by Kristin Berkey-Abbott
The reading for Sunday, January 17, 2016:
1 Samuel 8: 1-20
In the passage that we'll explore on Sunday, we see the ancient Israelites demanding a king. God's prophet Samuel tells them what it will be like to have a king. At first it sounds great, a veritable jobs program. But having a king comes with a price--and a cost. The cost might be a version of taxes: a certain proportion of crops. But it will also cost them their children.
The people ignore Samuel, and here we have yet another example--not the first and certainly not the last--of God's people choosing earthly power despite the cost.
We may think that we're immune to the lure of earthly power, but I would submit that we are not. I write this on the day of the drawing of the largest Powerball give away ever--clearly earthly power, in the form of money, is quite seductive. We may dream of the great good we'd do with all that money, and perhaps we would. But frankly, it doesn't take much money to do good in the world right now. There's nothing stopping us from living like we've already won that money--nothing but our minds.
That's the problem with earthly power--it usually comes at great cost, and before we know it, our minds are enslaved. We can't dream the kinds of expansive dreams that God needs us to envision.
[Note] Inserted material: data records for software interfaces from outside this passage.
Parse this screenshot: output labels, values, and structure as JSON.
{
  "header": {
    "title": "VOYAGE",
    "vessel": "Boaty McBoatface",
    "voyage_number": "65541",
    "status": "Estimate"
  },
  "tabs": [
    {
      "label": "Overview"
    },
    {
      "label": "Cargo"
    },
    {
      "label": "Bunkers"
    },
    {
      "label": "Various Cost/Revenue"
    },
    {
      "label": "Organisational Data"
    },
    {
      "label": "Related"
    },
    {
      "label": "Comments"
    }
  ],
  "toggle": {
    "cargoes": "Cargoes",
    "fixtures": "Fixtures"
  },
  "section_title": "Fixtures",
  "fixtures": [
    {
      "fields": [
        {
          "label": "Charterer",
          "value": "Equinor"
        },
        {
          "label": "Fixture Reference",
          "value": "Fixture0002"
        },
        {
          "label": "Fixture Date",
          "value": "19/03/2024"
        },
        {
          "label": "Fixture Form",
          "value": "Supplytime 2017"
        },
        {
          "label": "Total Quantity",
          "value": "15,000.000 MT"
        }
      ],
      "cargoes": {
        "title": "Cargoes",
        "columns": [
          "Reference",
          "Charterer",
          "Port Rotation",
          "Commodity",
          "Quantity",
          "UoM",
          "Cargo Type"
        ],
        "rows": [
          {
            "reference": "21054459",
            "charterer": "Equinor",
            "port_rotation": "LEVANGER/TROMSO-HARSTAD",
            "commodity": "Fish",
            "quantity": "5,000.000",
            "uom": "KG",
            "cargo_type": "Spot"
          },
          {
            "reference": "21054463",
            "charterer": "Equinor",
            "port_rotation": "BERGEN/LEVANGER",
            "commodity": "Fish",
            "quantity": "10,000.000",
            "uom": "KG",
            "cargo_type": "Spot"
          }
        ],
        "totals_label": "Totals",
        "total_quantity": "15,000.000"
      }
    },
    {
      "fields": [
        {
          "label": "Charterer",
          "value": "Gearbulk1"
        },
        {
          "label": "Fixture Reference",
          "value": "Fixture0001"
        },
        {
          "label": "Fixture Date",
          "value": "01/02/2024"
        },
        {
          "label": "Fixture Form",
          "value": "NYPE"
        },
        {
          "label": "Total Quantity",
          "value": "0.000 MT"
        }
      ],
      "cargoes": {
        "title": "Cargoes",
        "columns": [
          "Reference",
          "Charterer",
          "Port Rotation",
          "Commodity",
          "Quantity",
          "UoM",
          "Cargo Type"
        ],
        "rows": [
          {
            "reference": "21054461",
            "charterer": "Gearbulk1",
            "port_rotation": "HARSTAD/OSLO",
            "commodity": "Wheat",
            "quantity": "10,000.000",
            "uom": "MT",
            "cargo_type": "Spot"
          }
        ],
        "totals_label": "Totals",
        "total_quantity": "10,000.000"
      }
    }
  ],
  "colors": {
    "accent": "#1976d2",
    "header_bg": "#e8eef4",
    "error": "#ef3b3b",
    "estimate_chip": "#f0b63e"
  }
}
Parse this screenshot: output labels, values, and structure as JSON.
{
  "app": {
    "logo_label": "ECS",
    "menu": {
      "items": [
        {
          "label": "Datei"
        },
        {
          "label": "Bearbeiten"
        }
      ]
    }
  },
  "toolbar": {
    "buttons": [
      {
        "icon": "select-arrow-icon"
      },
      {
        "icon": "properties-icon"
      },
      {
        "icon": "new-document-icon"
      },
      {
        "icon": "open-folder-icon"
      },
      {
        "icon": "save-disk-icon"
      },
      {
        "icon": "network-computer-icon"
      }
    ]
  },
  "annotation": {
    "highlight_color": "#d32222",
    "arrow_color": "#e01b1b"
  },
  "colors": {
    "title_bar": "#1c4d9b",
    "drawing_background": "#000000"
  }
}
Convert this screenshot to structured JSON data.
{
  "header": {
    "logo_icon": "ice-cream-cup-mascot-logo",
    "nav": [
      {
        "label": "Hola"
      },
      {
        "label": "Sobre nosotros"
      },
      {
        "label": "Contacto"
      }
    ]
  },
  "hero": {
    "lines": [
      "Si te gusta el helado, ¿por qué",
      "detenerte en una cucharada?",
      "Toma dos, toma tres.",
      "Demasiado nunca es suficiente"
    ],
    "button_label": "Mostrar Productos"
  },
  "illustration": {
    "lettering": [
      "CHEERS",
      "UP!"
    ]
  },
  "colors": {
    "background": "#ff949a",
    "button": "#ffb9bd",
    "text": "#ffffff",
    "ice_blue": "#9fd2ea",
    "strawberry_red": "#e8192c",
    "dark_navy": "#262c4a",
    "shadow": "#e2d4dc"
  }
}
Let us take time to think about all the ways in which we are like those ancient Israelites. How do we desire a king that's not God? Let us think of all the visions that distract us. How have we let ourselves be shaped by what the world tells us we should want? What does God want for us?
What would happen if we turned away and remembered God's vision of what it means to be the people of God?